→ MATERIAL PROVIDED:
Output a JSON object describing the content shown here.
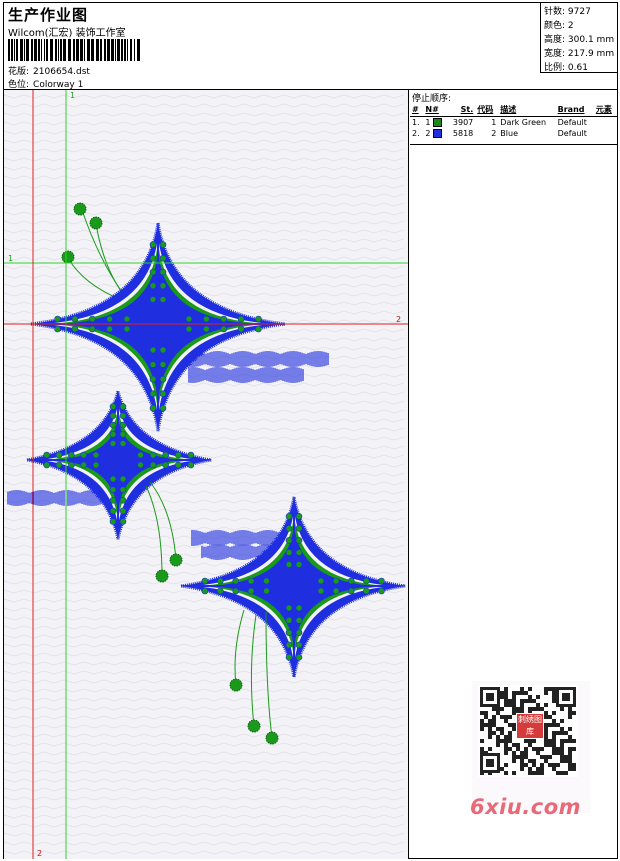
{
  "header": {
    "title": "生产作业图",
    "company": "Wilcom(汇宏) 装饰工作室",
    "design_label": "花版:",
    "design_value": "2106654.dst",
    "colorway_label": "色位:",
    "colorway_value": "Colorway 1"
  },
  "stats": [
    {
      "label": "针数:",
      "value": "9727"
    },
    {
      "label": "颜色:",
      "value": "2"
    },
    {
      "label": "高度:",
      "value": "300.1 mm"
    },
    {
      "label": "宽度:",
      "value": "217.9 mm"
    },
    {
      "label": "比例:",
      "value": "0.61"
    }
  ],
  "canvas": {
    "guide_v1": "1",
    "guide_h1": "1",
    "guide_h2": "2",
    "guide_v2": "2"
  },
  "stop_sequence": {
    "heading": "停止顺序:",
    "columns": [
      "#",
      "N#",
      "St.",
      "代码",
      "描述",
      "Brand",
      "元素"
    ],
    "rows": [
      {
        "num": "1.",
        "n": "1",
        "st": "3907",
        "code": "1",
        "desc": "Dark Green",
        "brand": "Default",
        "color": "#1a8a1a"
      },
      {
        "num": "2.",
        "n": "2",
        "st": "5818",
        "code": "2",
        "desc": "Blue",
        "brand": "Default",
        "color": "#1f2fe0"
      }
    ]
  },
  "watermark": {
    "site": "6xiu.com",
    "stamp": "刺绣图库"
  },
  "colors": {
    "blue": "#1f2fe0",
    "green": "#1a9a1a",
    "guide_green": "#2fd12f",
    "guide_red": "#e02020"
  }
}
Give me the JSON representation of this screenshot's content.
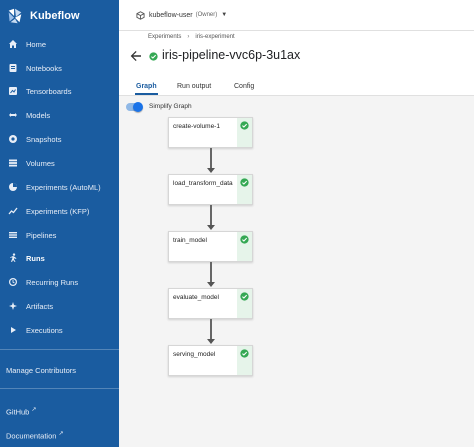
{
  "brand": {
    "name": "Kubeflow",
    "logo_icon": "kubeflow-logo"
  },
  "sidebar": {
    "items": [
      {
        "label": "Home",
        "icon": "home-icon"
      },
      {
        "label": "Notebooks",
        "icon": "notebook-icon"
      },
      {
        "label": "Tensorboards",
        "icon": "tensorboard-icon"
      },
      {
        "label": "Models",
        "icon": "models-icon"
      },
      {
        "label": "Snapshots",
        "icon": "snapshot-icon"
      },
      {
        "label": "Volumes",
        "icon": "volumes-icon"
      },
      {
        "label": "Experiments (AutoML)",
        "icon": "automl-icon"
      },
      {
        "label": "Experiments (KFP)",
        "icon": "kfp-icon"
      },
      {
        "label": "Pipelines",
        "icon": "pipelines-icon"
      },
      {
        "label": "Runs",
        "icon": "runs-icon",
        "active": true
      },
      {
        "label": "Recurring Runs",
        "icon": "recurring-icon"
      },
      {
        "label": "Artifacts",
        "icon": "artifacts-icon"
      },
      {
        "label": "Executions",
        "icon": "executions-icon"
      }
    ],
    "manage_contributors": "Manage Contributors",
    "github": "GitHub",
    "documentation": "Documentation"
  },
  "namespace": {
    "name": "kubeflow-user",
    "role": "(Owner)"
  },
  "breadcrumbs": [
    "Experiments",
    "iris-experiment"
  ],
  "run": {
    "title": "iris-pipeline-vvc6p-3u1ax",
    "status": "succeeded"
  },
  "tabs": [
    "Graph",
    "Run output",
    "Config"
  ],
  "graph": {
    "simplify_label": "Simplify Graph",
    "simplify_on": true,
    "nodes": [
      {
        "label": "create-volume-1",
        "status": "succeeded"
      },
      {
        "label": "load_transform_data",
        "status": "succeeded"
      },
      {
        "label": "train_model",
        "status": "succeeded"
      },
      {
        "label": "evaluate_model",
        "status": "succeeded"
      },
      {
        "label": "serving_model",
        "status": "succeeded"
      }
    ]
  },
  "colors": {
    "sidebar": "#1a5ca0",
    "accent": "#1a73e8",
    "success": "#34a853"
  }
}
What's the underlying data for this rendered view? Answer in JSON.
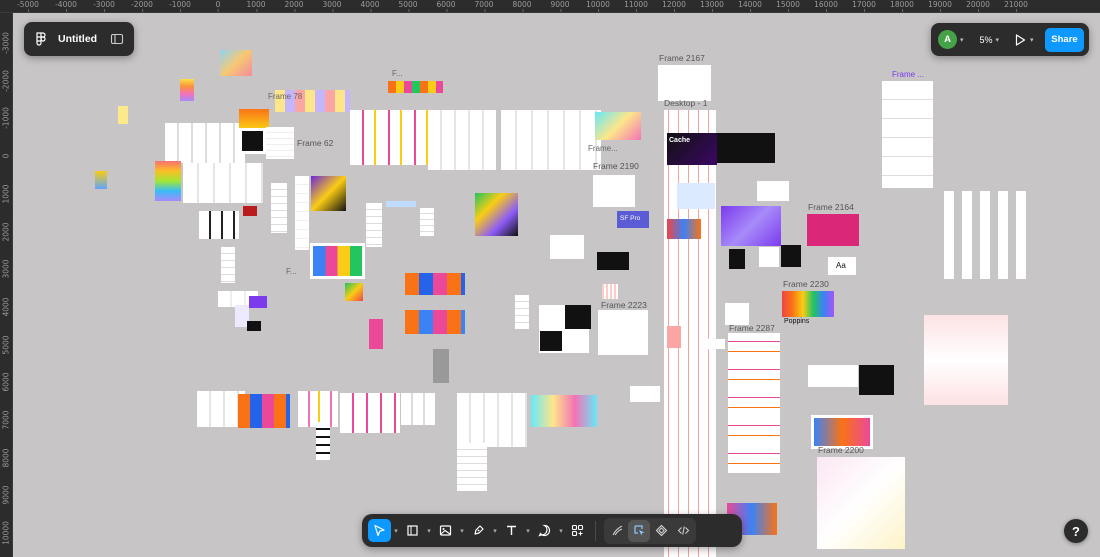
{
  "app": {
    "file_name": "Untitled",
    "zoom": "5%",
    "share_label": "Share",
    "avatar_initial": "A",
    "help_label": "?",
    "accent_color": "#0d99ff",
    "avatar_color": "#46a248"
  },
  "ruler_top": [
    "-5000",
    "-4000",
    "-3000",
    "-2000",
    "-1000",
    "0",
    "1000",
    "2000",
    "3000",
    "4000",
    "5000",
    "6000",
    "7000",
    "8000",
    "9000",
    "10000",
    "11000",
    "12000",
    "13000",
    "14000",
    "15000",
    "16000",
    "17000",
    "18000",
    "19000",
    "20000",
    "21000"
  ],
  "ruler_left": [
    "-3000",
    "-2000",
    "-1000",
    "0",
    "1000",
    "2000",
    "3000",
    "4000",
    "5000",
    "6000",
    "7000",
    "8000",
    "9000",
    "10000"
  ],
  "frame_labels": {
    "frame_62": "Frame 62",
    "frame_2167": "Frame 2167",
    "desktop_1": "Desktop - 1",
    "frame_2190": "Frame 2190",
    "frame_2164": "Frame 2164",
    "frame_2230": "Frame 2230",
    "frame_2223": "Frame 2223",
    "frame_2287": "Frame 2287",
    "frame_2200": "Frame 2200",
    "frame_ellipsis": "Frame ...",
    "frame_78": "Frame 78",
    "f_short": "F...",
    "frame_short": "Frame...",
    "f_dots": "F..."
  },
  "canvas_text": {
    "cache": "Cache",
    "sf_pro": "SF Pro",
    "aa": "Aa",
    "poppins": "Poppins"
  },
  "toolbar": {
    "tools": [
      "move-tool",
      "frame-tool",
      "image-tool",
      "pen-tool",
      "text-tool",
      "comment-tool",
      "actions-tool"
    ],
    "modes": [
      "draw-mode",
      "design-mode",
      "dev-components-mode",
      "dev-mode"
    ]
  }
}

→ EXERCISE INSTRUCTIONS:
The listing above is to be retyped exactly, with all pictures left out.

→ RESULT OF THIS TASK:
Output a JSON object describing the content shown here.
{
  "header": {
    "title": "生产作业图",
    "company": "Wilcom(汇宏) 装饰工作室",
    "design_label": "花版:",
    "design_value": "2106654.dst",
    "colorway_label": "色位:",
    "colorway_value": "Colorway 1"
  },
  "stats": [
    {
      "label": "针数:",
      "value": "9727"
    },
    {
      "label": "颜色:",
      "value": "2"
    },
    {
      "label": "高度:",
      "value": "300.1 mm"
    },
    {
      "label": "宽度:",
      "value": "217.9 mm"
    },
    {
      "label": "比例:",
      "value": "0.61"
    }
  ],
  "canvas": {
    "guide_v1": "1",
    "guide_h1": "1",
    "guide_h2": "2",
    "guide_v2": "2"
  },
  "stop_sequence": {
    "heading": "停止顺序:",
    "columns": [
      "#",
      "N#",
      "St.",
      "代码",
      "描述",
      "Brand",
      "元素"
    ],
    "rows": [
      {
        "num": "1.",
        "n": "1",
        "st": "3907",
        "code": "1",
        "desc": "Dark Green",
        "brand": "Default",
        "color": "#1a8a1a"
      },
      {
        "num": "2.",
        "n": "2",
        "st": "5818",
        "code": "2",
        "desc": "Blue",
        "brand": "Default",
        "color": "#1f2fe0"
      }
    ]
  },
  "watermark": {
    "site": "6xiu.com",
    "stamp": "刺绣图库"
  },
  "colors": {
    "blue": "#1f2fe0",
    "green": "#1a9a1a",
    "guide_green": "#2fd12f",
    "guide_red": "#e02020"
  }
}
Give me the JSON representation of this screenshot's content.
{
  "brand": {
    "name": "Kubeflow",
    "logo_icon": "kubeflow-logo"
  },
  "sidebar": {
    "items": [
      {
        "label": "Home",
        "icon": "home-icon"
      },
      {
        "label": "Notebooks",
        "icon": "notebook-icon"
      },
      {
        "label": "Tensorboards",
        "icon": "tensorboard-icon"
      },
      {
        "label": "Models",
        "icon": "models-icon"
      },
      {
        "label": "Snapshots",
        "icon": "snapshot-icon"
      },
      {
        "label": "Volumes",
        "icon": "volumes-icon"
      },
      {
        "label": "Experiments (AutoML)",
        "icon": "automl-icon"
      },
      {
        "label": "Experiments (KFP)",
        "icon": "kfp-icon"
      },
      {
        "label": "Pipelines",
        "icon": "pipelines-icon"
      },
      {
        "label": "Runs",
        "icon": "runs-icon",
        "active": true
      },
      {
        "label": "Recurring Runs",
        "icon": "recurring-icon"
      },
      {
        "label": "Artifacts",
        "icon": "artifacts-icon"
      },
      {
        "label": "Executions",
        "icon": "executions-icon"
      }
    ],
    "manage_contributors": "Manage Contributors",
    "github": "GitHub",
    "documentation": "Documentation"
  },
  "namespace": {
    "name": "kubeflow-user",
    "role": "(Owner)"
  },
  "breadcrumbs": [
    "Experiments",
    "iris-experiment"
  ],
  "run": {
    "title": "iris-pipeline-vvc6p-3u1ax",
    "status": "succeeded"
  },
  "tabs": [
    "Graph",
    "Run output",
    "Config"
  ],
  "graph": {
    "simplify_label": "Simplify Graph",
    "simplify_on": true,
    "nodes": [
      {
        "label": "create-volume-1",
        "status": "succeeded"
      },
      {
        "label": "load_transform_data",
        "status": "succeeded"
      },
      {
        "label": "train_model",
        "status": "succeeded"
      },
      {
        "label": "evaluate_model",
        "status": "succeeded"
      },
      {
        "label": "serving_model",
        "status": "succeeded"
      }
    ]
  },
  "colors": {
    "sidebar": "#1a5ca0",
    "accent": "#1a73e8",
    "success": "#34a853"
  }
}
What's the underlying data for this rendered view? Answer in JSON.
{
  "app": {
    "file_name": "Untitled",
    "zoom": "5%",
    "share_label": "Share",
    "avatar_initial": "A",
    "help_label": "?",
    "accent_color": "#0d99ff",
    "avatar_color": "#46a248"
  },
  "ruler_top": [
    "-5000",
    "-4000",
    "-3000",
    "-2000",
    "-1000",
    "0",
    "1000",
    "2000",
    "3000",
    "4000",
    "5000",
    "6000",
    "7000",
    "8000",
    "9000",
    "10000",
    "11000",
    "12000",
    "13000",
    "14000",
    "15000",
    "16000",
    "17000",
    "18000",
    "19000",
    "20000",
    "21000"
  ],
  "ruler_left": [
    "-3000",
    "-2000",
    "-1000",
    "0",
    "1000",
    "2000",
    "3000",
    "4000",
    "5000",
    "6000",
    "7000",
    "8000",
    "9000",
    "10000"
  ],
  "frame_labels": {
    "frame_62": "Frame 62",
    "frame_2167": "Frame 2167",
    "desktop_1": "Desktop - 1",
    "frame_2190": "Frame 2190",
    "frame_2164": "Frame 2164",
    "frame_2230": "Frame 2230",
    "frame_2223": "Frame 2223",
    "frame_2287": "Frame 2287",
    "frame_2200": "Frame 2200",
    "frame_ellipsis": "Frame ...",
    "frame_78": "Frame 78",
    "f_short": "F...",
    "frame_short": "Frame...",
    "f_dots": "F..."
  },
  "canvas_text": {
    "cache": "Cache",
    "sf_pro": "SF Pro",
    "aa": "Aa",
    "poppins": "Poppins"
  },
  "toolbar": {
    "tools": [
      "move-tool",
      "frame-tool",
      "image-tool",
      "pen-tool",
      "text-tool",
      "comment-tool",
      "actions-tool"
    ],
    "modes": [
      "draw-mode",
      "design-mode",
      "dev-components-mode",
      "dev-mode"
    ]
  }
}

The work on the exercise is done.